Dataset records:
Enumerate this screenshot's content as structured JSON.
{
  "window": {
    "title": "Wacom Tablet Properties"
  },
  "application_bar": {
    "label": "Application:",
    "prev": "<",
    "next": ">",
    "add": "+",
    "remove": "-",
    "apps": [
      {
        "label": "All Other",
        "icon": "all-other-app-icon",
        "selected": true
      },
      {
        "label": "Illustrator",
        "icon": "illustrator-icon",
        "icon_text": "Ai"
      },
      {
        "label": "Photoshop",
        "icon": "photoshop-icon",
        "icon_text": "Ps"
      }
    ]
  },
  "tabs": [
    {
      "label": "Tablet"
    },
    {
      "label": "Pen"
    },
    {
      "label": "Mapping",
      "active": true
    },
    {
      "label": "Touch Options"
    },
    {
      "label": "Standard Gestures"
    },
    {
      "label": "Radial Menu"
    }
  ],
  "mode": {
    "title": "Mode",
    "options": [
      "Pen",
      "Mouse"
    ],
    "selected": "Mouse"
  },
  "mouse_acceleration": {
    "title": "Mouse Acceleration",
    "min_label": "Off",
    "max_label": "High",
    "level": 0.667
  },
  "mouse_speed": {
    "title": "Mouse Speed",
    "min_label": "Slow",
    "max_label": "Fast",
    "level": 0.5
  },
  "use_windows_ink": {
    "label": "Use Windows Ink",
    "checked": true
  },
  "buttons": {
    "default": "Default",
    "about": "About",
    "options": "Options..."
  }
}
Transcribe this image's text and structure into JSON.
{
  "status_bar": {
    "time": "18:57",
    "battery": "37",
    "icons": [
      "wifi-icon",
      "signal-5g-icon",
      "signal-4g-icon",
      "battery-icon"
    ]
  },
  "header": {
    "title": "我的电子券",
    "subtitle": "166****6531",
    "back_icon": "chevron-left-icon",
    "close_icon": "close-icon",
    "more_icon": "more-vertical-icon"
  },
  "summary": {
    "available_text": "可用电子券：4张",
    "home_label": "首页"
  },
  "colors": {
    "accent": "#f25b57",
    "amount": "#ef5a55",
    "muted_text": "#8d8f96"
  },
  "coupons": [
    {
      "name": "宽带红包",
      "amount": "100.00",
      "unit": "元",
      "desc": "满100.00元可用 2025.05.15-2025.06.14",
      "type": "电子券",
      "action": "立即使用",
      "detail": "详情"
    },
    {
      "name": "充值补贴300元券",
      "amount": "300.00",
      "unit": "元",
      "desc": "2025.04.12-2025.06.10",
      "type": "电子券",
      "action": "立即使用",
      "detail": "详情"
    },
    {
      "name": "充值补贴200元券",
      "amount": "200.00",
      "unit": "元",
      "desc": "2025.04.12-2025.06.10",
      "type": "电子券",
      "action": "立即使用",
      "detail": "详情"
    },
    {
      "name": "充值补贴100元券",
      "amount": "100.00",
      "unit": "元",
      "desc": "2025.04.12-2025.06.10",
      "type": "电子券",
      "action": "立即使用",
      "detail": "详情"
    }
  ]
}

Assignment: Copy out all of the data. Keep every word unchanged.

Written solution:
Enumerate this screenshot's content as structured JSON.
{
  "window": {
    "title": "Wacom Tablet Properties"
  },
  "application_bar": {
    "label": "Application:",
    "prev": "<",
    "next": ">",
    "add": "+",
    "remove": "-",
    "apps": [
      {
        "label": "All Other",
        "icon": "all-other-app-icon",
        "selected": true
      },
      {
        "label": "Illustrator",
        "icon": "illustrator-icon",
        "icon_text": "Ai"
      },
      {
        "label": "Photoshop",
        "icon": "photoshop-icon",
        "icon_text": "Ps"
      }
    ]
  },
  "tabs": [
    {
      "label": "Tablet"
    },
    {
      "label": "Pen"
    },
    {
      "label": "Mapping",
      "active": true
    },
    {
      "label": "Touch Options"
    },
    {
      "label": "Standard Gestures"
    },
    {
      "label": "Radial Menu"
    }
  ],
  "mode": {
    "title": "Mode",
    "options": [
      "Pen",
      "Mouse"
    ],
    "selected": "Mouse"
  },
  "mouse_acceleration": {
    "title": "Mouse Acceleration",
    "min_label": "Off",
    "max_label": "High",
    "level": 0.667
  },
  "mouse_speed": {
    "title": "Mouse Speed",
    "min_label": "Slow",
    "max_label": "Fast",
    "level": 0.5
  },
  "use_windows_ink": {
    "label": "Use Windows Ink",
    "checked": true
  },
  "buttons": {
    "default": "Default",
    "about": "About",
    "options": "Options..."
  }
}
Transcribe this image's text and structure into JSON.
{
  "status_bar": {
    "time": "18:57",
    "battery": "37",
    "icons": [
      "wifi-icon",
      "signal-5g-icon",
      "signal-4g-icon",
      "battery-icon"
    ]
  },
  "header": {
    "title": "我的电子券",
    "subtitle": "166****6531",
    "back_icon": "chevron-left-icon",
    "close_icon": "close-icon",
    "more_icon": "more-vertical-icon"
  },
  "summary": {
    "available_text": "可用电子券：4张",
    "home_label": "首页"
  },
  "colors": {
    "accent": "#f25b57",
    "amount": "#ef5a55",
    "muted_text": "#8d8f96"
  },
  "coupons": [
    {
      "name": "宽带红包",
      "amount": "100.00",
      "unit": "元",
      "desc": "满100.00元可用 2025.05.15-2025.06.14",
      "type": "电子券",
      "action": "立即使用",
      "detail": "详情"
    },
    {
      "name": "充值补贴300元券",
      "amount": "300.00",
      "unit": "元",
      "desc": "2025.04.12-2025.06.10",
      "type": "电子券",
      "action": "立即使用",
      "detail": "详情"
    },
    {
      "name": "充值补贴200元券",
      "amount": "200.00",
      "unit": "元",
      "desc": "2025.04.12-2025.06.10",
      "type": "电子券",
      "action": "立即使用",
      "detail": "详情"
    },
    {
      "name": "充值补贴100元券",
      "amount": "100.00",
      "unit": "元",
      "desc": "2025.04.12-2025.06.10",
      "type": "电子券",
      "action": "立即使用",
      "detail": "详情"
    }
  ]
}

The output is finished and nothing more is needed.